Words by Robert David Siegel
How far do we need to wander to find our wild side? Certainly, it can be thrilling to travel the globe in search of new wonders. However, it can be quite remarkable to discover nature in our own backyards. This realization came to me while traveling in the Galapagos. I wondered what I might see closer to home—if only I paid attention and looked more carefully.
The dark-eyed junco is ubiquitous and not at all shy. We have found them nesting in our bushes and flowerpots. Adept hunters, these passerines find plenty of insects to munch on and feed their young.
Safely ensconced in our houses, many of us are oblivious to what goes on in our yards at night. With a light in hand, we may discover that the nocturnal bioscape changes dramatically. Seeing these secretive denizens is one thing; capturing their images is quite another. Fortunately, raccoons may move slowly. Just don’t get too close.
When the junco nests are close at hand, it is a fascination to watch the progression from the placid eggs, to the gaping maws of begging chicks, to flight-competent adolescents as they first take wing!
Spiders, like this spotted orbweaver, garner my admiration for their remarkable architectural skills, but also for preying on mosquitos and other pesky insects. Orbweavers make marvelous photographic subjects that can often be captured from every direction.

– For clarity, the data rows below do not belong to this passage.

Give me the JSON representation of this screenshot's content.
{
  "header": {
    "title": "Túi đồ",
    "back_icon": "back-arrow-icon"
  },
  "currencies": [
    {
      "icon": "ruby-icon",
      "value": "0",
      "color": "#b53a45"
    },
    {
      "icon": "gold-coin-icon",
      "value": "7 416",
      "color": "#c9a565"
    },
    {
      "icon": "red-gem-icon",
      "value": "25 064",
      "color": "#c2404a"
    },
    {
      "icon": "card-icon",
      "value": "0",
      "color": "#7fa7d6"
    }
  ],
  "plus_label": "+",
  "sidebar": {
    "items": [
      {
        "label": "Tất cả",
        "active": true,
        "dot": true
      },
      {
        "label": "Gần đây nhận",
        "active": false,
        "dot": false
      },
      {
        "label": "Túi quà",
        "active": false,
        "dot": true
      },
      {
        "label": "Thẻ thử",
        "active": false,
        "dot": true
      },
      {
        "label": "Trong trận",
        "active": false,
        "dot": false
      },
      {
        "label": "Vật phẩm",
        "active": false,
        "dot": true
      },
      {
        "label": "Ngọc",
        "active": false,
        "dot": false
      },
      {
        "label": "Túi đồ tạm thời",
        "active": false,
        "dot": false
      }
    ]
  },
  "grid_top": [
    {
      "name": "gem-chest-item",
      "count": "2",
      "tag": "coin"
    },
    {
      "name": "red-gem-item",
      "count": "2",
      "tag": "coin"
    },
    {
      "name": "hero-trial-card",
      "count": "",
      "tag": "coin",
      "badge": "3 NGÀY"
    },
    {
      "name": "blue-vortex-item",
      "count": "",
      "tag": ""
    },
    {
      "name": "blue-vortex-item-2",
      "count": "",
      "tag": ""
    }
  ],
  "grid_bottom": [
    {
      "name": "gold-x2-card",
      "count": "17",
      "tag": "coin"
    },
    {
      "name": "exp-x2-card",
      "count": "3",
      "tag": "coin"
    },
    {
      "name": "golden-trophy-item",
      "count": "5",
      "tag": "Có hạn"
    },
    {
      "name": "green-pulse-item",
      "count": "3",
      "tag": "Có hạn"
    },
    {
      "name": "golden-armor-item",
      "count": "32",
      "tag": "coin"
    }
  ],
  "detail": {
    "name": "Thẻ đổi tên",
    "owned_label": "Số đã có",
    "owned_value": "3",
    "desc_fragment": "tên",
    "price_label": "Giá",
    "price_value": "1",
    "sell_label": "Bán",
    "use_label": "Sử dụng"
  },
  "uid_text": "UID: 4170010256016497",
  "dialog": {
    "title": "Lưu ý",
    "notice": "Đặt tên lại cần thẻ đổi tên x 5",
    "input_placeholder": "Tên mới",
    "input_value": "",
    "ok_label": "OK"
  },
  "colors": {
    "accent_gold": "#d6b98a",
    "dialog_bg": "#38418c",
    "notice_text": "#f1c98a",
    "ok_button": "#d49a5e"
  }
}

It has become relatively common to see a wild coyote or turkey in our open space parks. But imagine finding them coming up your Peninsula home driveway. I have seen both. The turkey gave me plenty of time to grab my camera and snap a shot. The coyote did not.
Famed for their epic, multi-generational migration and their gaudy don’t-eat-me coloration, monarch butterflies will often flit through the yard. If you are lucky, you may find some monarch caterpillars munching on the milkweed.
After a quiet swim in the pool with his partner, this mallard takes to the wing, while noisily announcing his departure. As humans impact more and more of the environment, birds like mallards have figured out how to take advantage of this encroachment.
In addition to being a microbiology and immunology professor at Stanford, Palo Alto's Rober David Siegel is a docent and avid wildlife photographer who teaches courses in photographing nature. web.stanford.edu/~siegelr/photo.html